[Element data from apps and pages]
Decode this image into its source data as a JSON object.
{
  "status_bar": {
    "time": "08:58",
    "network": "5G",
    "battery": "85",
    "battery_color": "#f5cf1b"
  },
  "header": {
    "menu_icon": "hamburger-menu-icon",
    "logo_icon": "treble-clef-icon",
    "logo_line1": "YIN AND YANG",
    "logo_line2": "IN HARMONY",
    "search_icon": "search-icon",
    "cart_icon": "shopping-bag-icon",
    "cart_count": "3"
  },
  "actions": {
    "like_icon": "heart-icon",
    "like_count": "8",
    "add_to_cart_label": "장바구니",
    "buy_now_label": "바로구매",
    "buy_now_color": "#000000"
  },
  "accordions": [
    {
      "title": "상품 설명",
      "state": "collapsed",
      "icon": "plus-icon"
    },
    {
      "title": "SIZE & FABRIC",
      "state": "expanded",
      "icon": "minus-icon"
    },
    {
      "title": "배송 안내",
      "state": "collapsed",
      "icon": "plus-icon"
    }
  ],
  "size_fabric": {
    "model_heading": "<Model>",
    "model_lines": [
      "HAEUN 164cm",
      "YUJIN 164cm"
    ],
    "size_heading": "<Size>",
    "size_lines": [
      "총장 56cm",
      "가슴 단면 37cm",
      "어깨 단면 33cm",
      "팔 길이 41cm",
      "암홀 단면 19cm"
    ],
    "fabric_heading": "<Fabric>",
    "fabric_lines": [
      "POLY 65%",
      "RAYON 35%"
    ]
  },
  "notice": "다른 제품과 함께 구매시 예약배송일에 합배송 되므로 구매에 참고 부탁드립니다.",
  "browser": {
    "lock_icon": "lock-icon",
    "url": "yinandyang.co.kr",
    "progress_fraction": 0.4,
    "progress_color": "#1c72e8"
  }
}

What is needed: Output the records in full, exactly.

Completed task:
Decode this image into its source data as a JSON object.
{
  "status_bar": {
    "time": "08:58",
    "network": "5G",
    "battery": "85",
    "battery_color": "#f5cf1b"
  },
  "header": {
    "menu_icon": "hamburger-menu-icon",
    "logo_icon": "treble-clef-icon",
    "logo_line1": "YIN AND YANG",
    "logo_line2": "IN HARMONY",
    "search_icon": "search-icon",
    "cart_icon": "shopping-bag-icon",
    "cart_count": "3"
  },
  "actions": {
    "like_icon": "heart-icon",
    "like_count": "8",
    "add_to_cart_label": "장바구니",
    "buy_now_label": "바로구매",
    "buy_now_color": "#000000"
  },
  "accordions": [
    {
      "title": "상품 설명",
      "state": "collapsed",
      "icon": "plus-icon"
    },
    {
      "title": "SIZE & FABRIC",
      "state": "expanded",
      "icon": "minus-icon"
    },
    {
      "title": "배송 안내",
      "state": "collapsed",
      "icon": "plus-icon"
    }
  ],
  "size_fabric": {
    "model_heading": "<Model>",
    "model_lines": [
      "HAEUN 164cm",
      "YUJIN 164cm"
    ],
    "size_heading": "<Size>",
    "size_lines": [
      "총장 56cm",
      "가슴 단면 37cm",
      "어깨 단면 33cm",
      "팔 길이 41cm",
      "암홀 단면 19cm"
    ],
    "fabric_heading": "<Fabric>",
    "fabric_lines": [
      "POLY 65%",
      "RAYON 35%"
    ]
  },
  "notice": "다른 제품과 함께 구매시 예약배송일에 합배송 되므로 구매에 참고 부탁드립니다.",
  "browser": {
    "lock_icon": "lock-icon",
    "url": "yinandyang.co.kr",
    "progress_fraction": 0.4,
    "progress_color": "#1c72e8"
  }
}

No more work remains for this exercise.